Zac - There are a few hometown Doom bands we play shows with pretty regularly, but the local metal scene is far from thriving. Following the slow progression of the band, we are just now starting to play shows outside of Cincinnati.
Q13 – In five words what is the Grey Host live experience like.
Zac - Drone turns riff, then Destroy
Q14 – What is your fave track off the album. Mine has to be – Dawn For Vultures. An epic and creepy masterpiece. It shows people what the band is all about. Heavy epic atmospheric and creepy riffs.
Zac - Bonemother is my favorite. It’s the last song we wrote for the record and is probably the best example of where the band is going.
Jason – I’d say Dawn for Vultures is my favorite track. Just the simplicity in the way we recorded it, and the simplicity of the song itself. I think because that track involved the least amount of thought and headache it’s the one track I find the most listenable, at least for me.
John – It’s honestly hard to say – though I think The Shaman or Wizard Sleeve are the most fun to play.
Q15 – What are your favourite bands around at the moment.
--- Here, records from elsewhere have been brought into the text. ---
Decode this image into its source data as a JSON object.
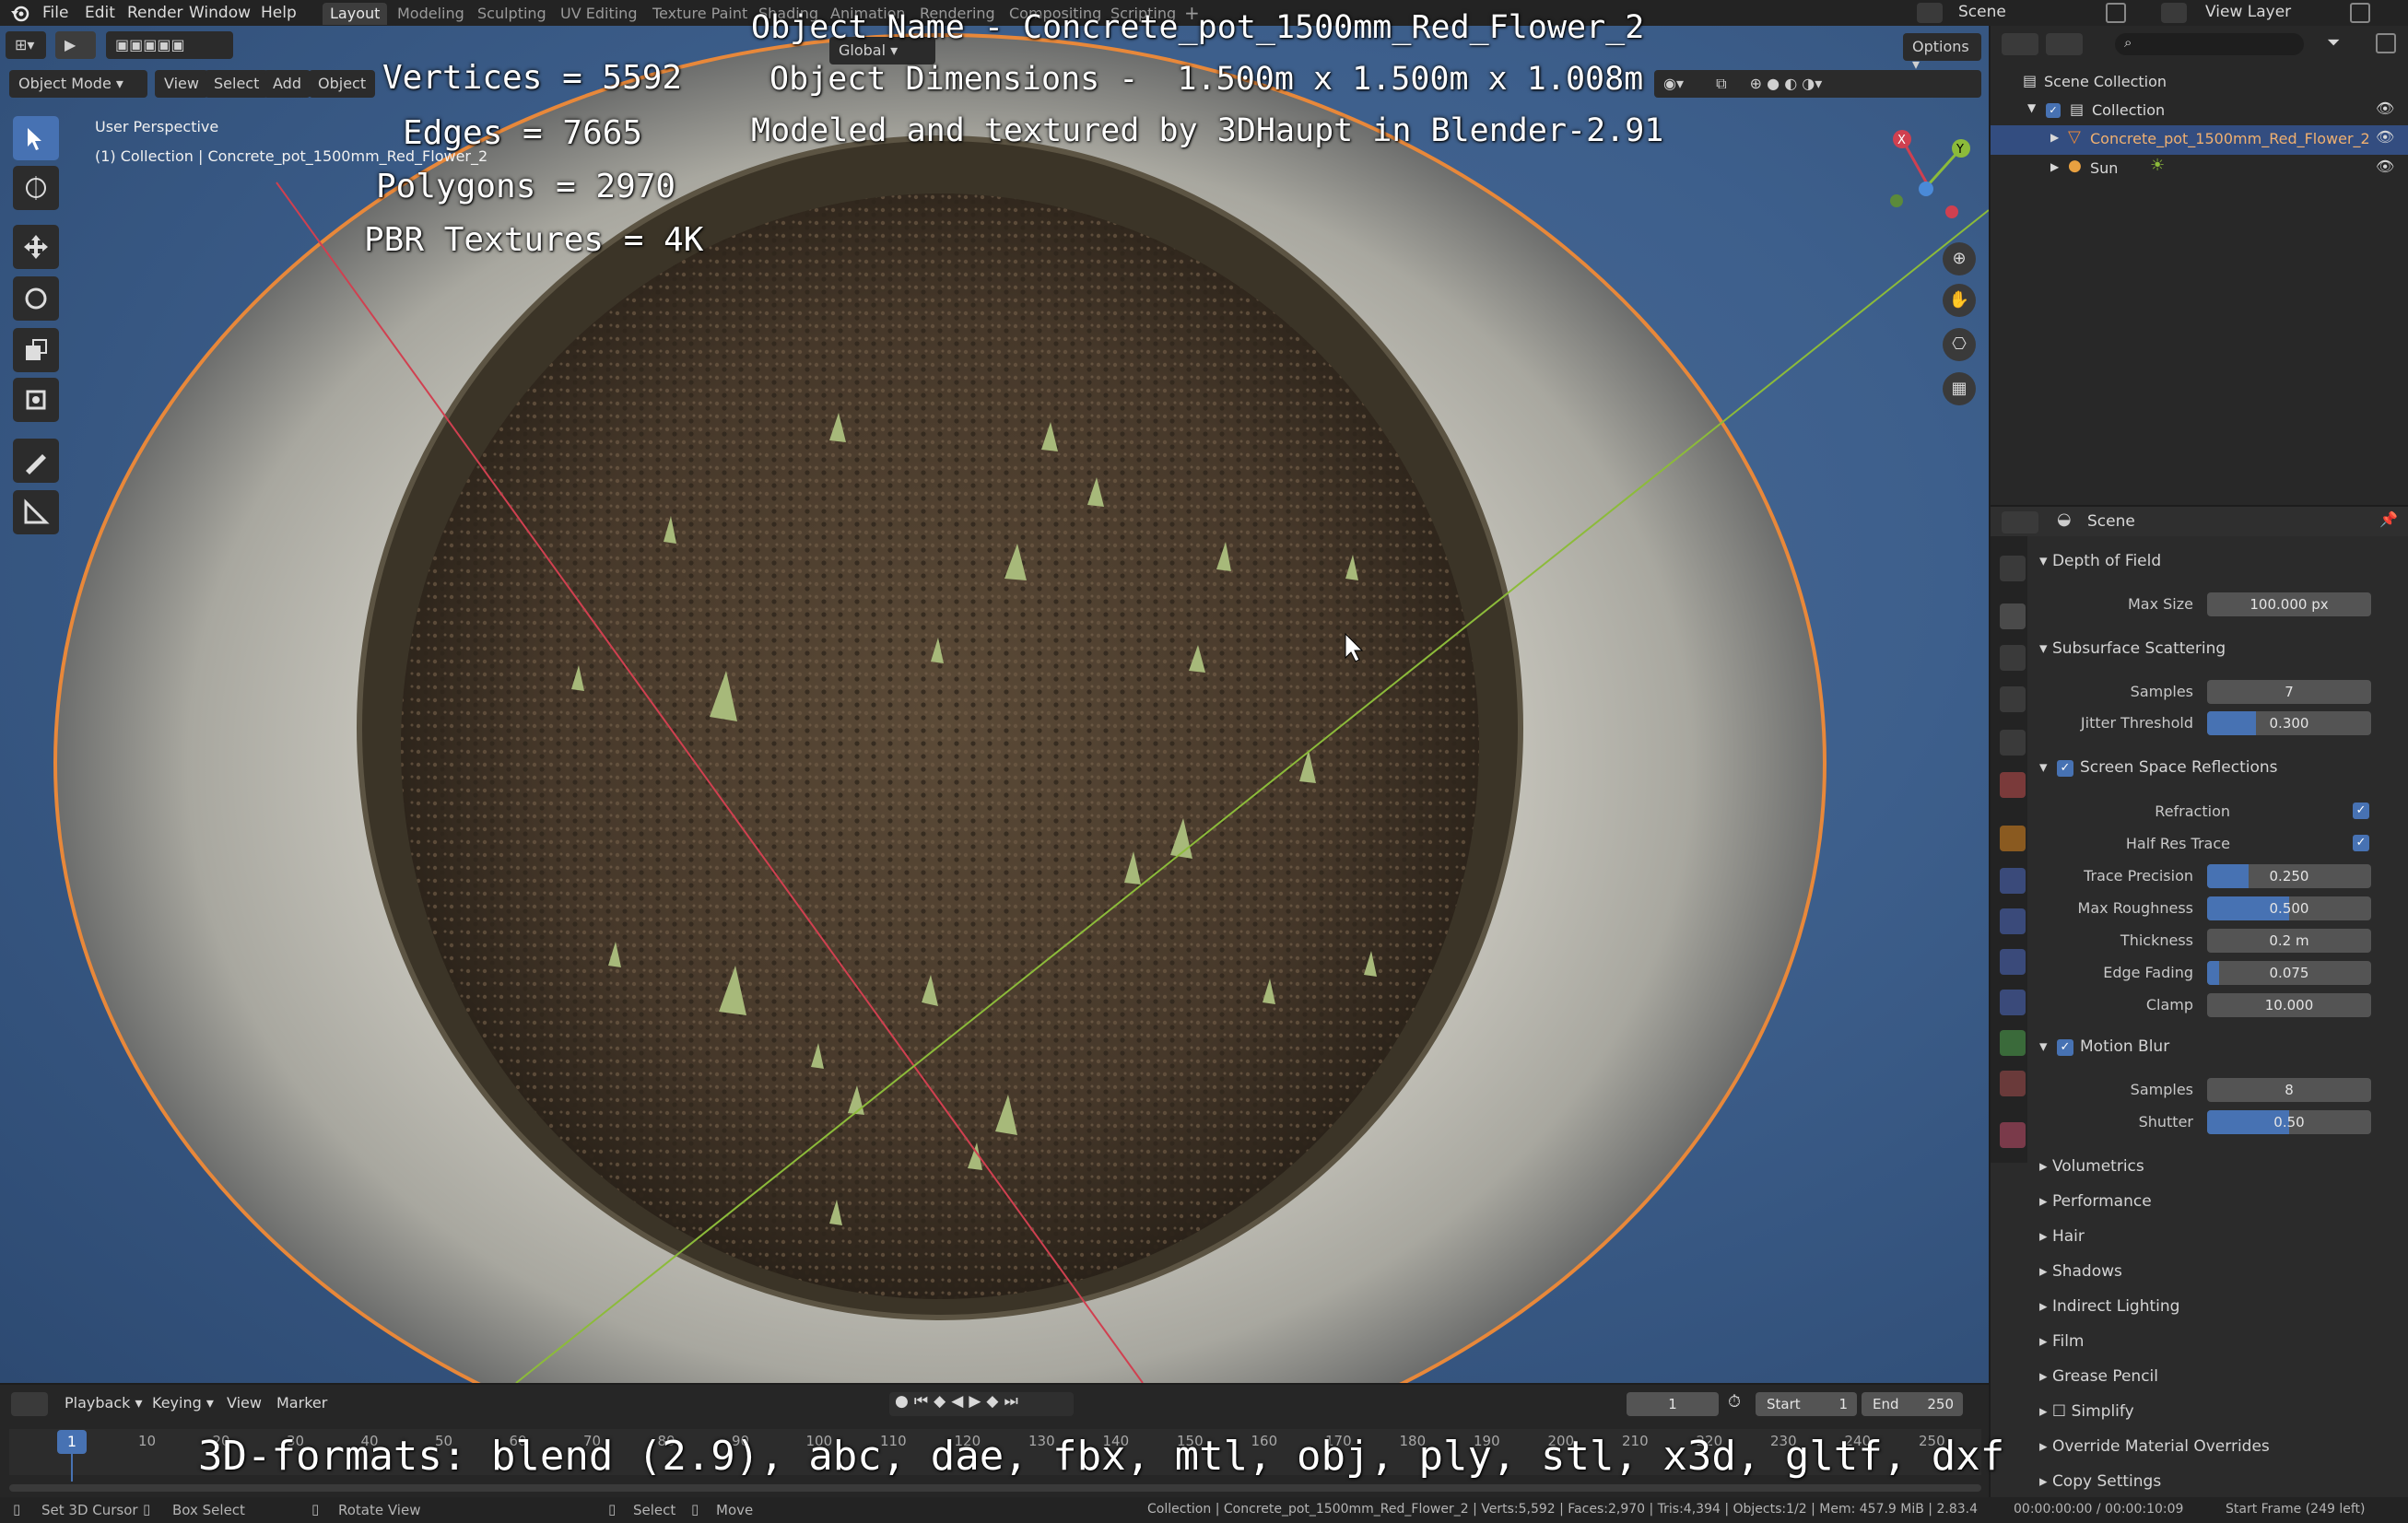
{
  "topbar": {
    "menus": [
      "File",
      "Edit",
      "Render",
      "Window",
      "Help"
    ],
    "workspaces": [
      "Layout",
      "Modeling",
      "Sculpting",
      "UV Editing",
      "Texture Paint",
      "Shading",
      "Animation",
      "Rendering",
      "Compositing",
      "Scripting"
    ],
    "active_workspace": "Layout",
    "scene_label": "Scene",
    "view_layer_label": "View Layer"
  },
  "viewport": {
    "mode": "Object Mode",
    "menus": [
      "View",
      "Select",
      "Add",
      "Object"
    ],
    "orientation": "Global",
    "options_label": "Options",
    "perspective_label": "User Perspective",
    "collection_info": "(1) Collection | Concrete_pot_1500mm_Red_Flower_2",
    "overlay": {
      "object_name": "Object Name - Concrete_pot_1500mm_Red_Flower_2",
      "dimensions": "Object Dimensions -  1.500m x 1.500m x 1.008m",
      "credit": "Modeled and textured by 3DHaupt in Blender-2.91",
      "vertices": "Vertices = 5592",
      "edges": "Edges = 7665",
      "polygons": "Polygons = 2970",
      "textures": "PBR Textures = 4K",
      "formats": "3D-formats: blend (2.9), abc, dae, fbx, mtl, obj, ply, stl, x3d, gltf, dxf"
    },
    "gizmo": {
      "x": "X",
      "y": "Y",
      "z": "Z"
    }
  },
  "outliner": {
    "root": "Scene Collection",
    "collection": "Collection",
    "items": [
      "Concrete_pot_1500mm_Red_Flower_2",
      "Sun"
    ]
  },
  "properties": {
    "context": "Scene",
    "depth_of_field": {
      "title": "Depth of Field",
      "max_size_label": "Max Size",
      "max_size": "100.000 px"
    },
    "subsurface": {
      "title": "Subsurface Scattering",
      "samples_label": "Samples",
      "samples": "7",
      "jitter_label": "Jitter Threshold",
      "jitter": "0.300",
      "jitter_fraction": 0.3
    },
    "ssr": {
      "title": "Screen Space Reflections",
      "refraction_label": "Refraction",
      "half_res_label": "Half Res Trace",
      "trace_precision_label": "Trace Precision",
      "trace_precision": "0.250",
      "trace_precision_fraction": 0.25,
      "max_roughness_label": "Max Roughness",
      "max_roughness": "0.500",
      "max_roughness_fraction": 0.5,
      "thickness_label": "Thickness",
      "thickness": "0.2 m",
      "edge_fading_label": "Edge Fading",
      "edge_fading": "0.075",
      "edge_fading_fraction": 0.075,
      "clamp_label": "Clamp",
      "clamp": "10.000"
    },
    "motion_blur": {
      "title": "Motion Blur",
      "samples_label": "Samples",
      "samples": "8",
      "shutter_label": "Shutter",
      "shutter": "0.50",
      "shutter_fraction": 0.5
    },
    "collapsed_panels": [
      "Volumetrics",
      "Performance",
      "Hair",
      "Shadows",
      "Indirect Lighting",
      "Film",
      "Grease Pencil",
      "Simplify",
      "Override Material Overrides",
      "Copy Settings"
    ]
  },
  "timeline": {
    "menus": [
      "Playback",
      "Keying",
      "View",
      "Marker"
    ],
    "current_frame": "1",
    "start_label": "Start",
    "start": "1",
    "end_label": "End",
    "end": "250",
    "ticks": [
      "10",
      "20",
      "30",
      "40",
      "50",
      "60",
      "70",
      "80",
      "90",
      "100",
      "110",
      "120",
      "130",
      "140",
      "150",
      "160",
      "170",
      "180",
      "190",
      "200",
      "210",
      "220",
      "230",
      "240",
      "250"
    ],
    "playhead": "1"
  },
  "statusbar": {
    "set_cursor": "Set 3D Cursor",
    "box_select": "Box Select",
    "rotate_view": "Rotate View",
    "select": "Select",
    "move": "Move",
    "stats": "Collection | Concrete_pot_1500mm_Red_Flower_2 | Verts:5,592 | Faces:2,970 | Tris:4,394 | Objects:1/2 | Mem: 457.9 MiB | 2.83.4",
    "time": "00:00:00:00 / 00:00:10:09",
    "start_frame": "Start Frame (249 left)"
  },
  "colors": {
    "accent": "#4772b3",
    "selection": "#e8883a",
    "axis_x": "#d04050",
    "axis_y": "#8cbb3a",
    "viewport_bg": "#3d5f8c"
  }
}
Do you listen to modern day rock/metal or do you just listen to the classic era of Stoner/Sludge/Doom/Post-Rock/Post-Metal.
Zac - I finally got Pallbearer’s Sorrow and Extinction on vinyl. Damn, that’s a great record.
Jason – my favorite metal band right now would probably have to be Horseback. Seeing them live and talking with those dudes was great, there isn’t another band doing what they’re doing right now, and doing it so well. Horseback doesn’t just write tunes, they write very evocative soundscapes.
John – In terms of metal, recently nearly the only time I’m not listening to the Conan/Bongripper split is when I’m listening to the Cough/Windhand split, Panopticon’s Kentucky, or Horseback.
Q16 – What are your views of blogs such as Sludgelord featuring and reviewing your records
Zac - We’re still really just trying to get our name out there, and we’re honestly not the best at it, so I’m excited for all of it!
Q17 – What are your views record companies shutting down blogs and websites due to illegal downloading. Some people are for it and some people are against it.
John – I might be in the minority, but I’ve always been of the mindset that even if I happen to download something, I use it as a preview, and if I enjoy the work, I’ll support the band producing it any way I can. I don’t do that often, mostly because I think sites like bandcamp and services like Spotify have helped out the need for having to download something before you buy.
Q18 – What are the most and least rewarding aspects of participating with the band. Obviously the reality of how expensive it is being in a band could be considered as a negative aspect.
Jason – I honestly would rather do nothing else than play music all the time. I have a lot of fun with this band, through the bad shows and the great ones. I think the most rewarding aspect for me is the process of creation, and developing a concept from start to finish. Not just the songs, but also everything that goes along with the music, art, live shows, developing relationships. It’s all a process.
Q19 – What pisses you off most in music today. And if you could what would you change.
Zac - Cover bands.
Jason – Yeah man, if we could somehow take the idea that cover bands can go out and pull in $400 a night, turn that around, and put that support towards local original music, the scene would be much better off for it.
John – Most definitely cover bands. We get that people want to hear their favorite dad rock hits of the 70s, but it can be seriously creatively damning for music scenes.
Q20 – What words of wisdom would you give to a band starting out or some friends wanting to start a band of their own.
John – don’t take it too seriously and have some fucking fun.
Q21 – Finally, Do you have anything to say your fans
Zac - Thanks for all the support! We’ve got more stuff coming your way.
Thanks to to the guys for the great interview. Can't wait to hear for more great music from this superb band. Check em out now!!!
Check This Brilliant Band from the links below.